While the same drivers tend to find their way to the front on a 1.5-mile track, each of what many call the "cookie-cutter" courses have distinct personalities.
Does qualification matter at Kentucky Speedway? Based on the last couple of seasons it certainly would seem so.
Martin Truex Jr. posted back-to-back wins on this track after starting on the front row both times. His outside pole in 2017 and pole position last year was the vanguard of dominant performances by top qualifiers. In 2017, Kyle Busch finished fifth after winning the pole.
In 2017 six of the top eight qualifiers finished in the top 10. The only ones who missed that mark was Matt Kenseth, who started third and finished 17th and eighth-place qualifier Jimmie Johnson who crashed immediately and finished last.
Last year, the top seven finishers all started among the top 10.
Even though this is an impound race, pay close attention to starting position when setting your roster.
Stewart-Haas Racing has been generally lackluster this season. As is often the case, when a negative reversal like this happens, it is the new member who seems to struggle most.
Daniel Suarez has had some solid runs, but he has also been inconsistent – and the ripple effect has hindered him in qualification and race trim both. With a sixth-place qualification effort at Charlotte Motor Speedway, it appeared he might be getting back into his rhythm, but he finished a lap off the pace in 18th. He rattled off three more good qualification runs and had two top-10s, but those stalled out at Sonoma Raceway and he has not been strong since.
However, there is good news. The only other time in his career Suarez won the pole was last July at Pocono Raceway. He had his best chance of winning a Cup race that week and finished second. Suarez was also solid in practice with the quickest 10-lap average in Happy Hour.
Aric Almirola was on his way to do pole-winning interviews when Suarez took the track. He was sitting on the provisional pole through a fourth of the field and no one seemed ready to take him down. Even though he got nudged to the outside of the front row, he should still be incredibly happy because this is the first time in his career that he qualified in the top 10. Despite a relatively modest effort of 12th last year, Almirola scored his first (and so far only) top-10 at Kentucky in eighth. Almirola has one pole earlier this year at Atlanta; he finished eighth in that race as well.
Truex was our favorite entering the weekend. We still believe he can score a top-five, but his ability to dominate might be in question. In the past two years, his stellar qualification efforts on this track allowed him to use clean air to scoot away from the field. The last time he qualified further back than the first two rows, he finished only 10th from seventh in 2016 and was 17th after starting fifth in 2015. This week, he qualified eighth.
At the beginning of the week we were ready to go all in on Hendrick Motorsports. Qualification shook that confidence somewhat – at least for Chase Elliott and Alex Bowman. Elliott posted the 20th-fastest lap; Bowman was 22nd on the grid. It is possible they worked primarily on race trim, but see below for how they also struggled in regard to 10-lap averages.

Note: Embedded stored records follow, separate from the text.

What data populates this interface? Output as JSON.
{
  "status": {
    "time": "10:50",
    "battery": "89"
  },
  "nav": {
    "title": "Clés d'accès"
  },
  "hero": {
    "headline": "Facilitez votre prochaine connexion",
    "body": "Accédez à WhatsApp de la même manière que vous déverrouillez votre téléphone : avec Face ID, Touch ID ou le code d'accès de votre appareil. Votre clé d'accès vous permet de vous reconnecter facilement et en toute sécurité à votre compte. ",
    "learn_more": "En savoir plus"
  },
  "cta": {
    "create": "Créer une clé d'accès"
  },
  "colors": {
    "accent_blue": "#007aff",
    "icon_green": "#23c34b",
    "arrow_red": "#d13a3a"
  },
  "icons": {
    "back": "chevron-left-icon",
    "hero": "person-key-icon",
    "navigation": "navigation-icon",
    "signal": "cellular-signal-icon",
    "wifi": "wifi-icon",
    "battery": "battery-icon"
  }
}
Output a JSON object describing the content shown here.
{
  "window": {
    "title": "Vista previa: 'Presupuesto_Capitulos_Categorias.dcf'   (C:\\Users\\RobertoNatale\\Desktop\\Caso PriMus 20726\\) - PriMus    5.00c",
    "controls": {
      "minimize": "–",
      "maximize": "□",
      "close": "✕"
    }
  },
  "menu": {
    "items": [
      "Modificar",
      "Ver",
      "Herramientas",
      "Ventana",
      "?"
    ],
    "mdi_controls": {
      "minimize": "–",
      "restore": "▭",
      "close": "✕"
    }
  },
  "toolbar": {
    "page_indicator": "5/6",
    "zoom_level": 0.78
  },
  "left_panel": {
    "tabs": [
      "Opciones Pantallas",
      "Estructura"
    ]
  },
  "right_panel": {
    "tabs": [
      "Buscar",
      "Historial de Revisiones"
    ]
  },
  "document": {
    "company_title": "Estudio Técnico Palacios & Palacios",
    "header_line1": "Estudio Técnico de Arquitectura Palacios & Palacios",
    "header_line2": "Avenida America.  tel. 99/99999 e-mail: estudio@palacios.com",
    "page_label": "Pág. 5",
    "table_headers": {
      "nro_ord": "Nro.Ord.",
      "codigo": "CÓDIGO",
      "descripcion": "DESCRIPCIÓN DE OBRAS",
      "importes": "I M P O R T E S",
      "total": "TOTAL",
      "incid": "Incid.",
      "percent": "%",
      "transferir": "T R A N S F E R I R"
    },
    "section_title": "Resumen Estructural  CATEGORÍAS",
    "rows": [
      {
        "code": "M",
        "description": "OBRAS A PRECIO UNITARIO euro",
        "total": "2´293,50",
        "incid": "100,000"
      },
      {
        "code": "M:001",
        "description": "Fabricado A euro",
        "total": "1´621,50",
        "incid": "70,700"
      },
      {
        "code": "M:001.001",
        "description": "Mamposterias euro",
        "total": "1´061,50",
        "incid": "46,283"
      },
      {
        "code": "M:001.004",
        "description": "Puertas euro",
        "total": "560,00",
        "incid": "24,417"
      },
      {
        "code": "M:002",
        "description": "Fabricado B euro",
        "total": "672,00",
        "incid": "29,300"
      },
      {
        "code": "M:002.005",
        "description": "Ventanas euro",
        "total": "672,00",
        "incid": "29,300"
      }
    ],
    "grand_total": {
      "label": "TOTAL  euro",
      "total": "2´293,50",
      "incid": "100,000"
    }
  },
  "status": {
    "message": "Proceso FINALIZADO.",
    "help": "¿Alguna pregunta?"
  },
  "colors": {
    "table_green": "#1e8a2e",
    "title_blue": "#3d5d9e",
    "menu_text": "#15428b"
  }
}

Erik Jones is another big name who will have to come from the back. He qualified 21st and like the Hendrick mates, he was less than impressive in practice.
Denny Hamlin was not happy with his car throughout the day, but he did manage to post the quickest 10-lap average in the morning session. His speed of 181.131 mph edged Kyle Larson’s 181.009, but was substantially better than the rest of the field. It would appear that he gave up on short term speed, however and qualified 18th. For the record, Larson is back there with him in 19th, so they will need for the Quaker State 400 to develop some long green flag runs.
While Suarez topped the 10-lap average chart in Happy Hour, he had a trio of veterans on his heels. Kyle Busch, Kevin Harvick, and Brad Keselowski clocked in second through fourth respectively and they have the experience and crews to manage a better race than the Young Gun. Each of them is among the most expensive in salary cap games, but they will probably all net top-five points.
On the other end of the spectrum, Elliott was not particularly quick in Happy Hour. His speed of 178.502 mph landed only 14th out of 26 drivers who went that far. Teammate Bowman was even worse in 21st. It is possible that those two drivers can lean on William Byron and Johnson who posted the seventh- and ninth-quickest speeds in final practice, but there is a risk in assuming that to be true.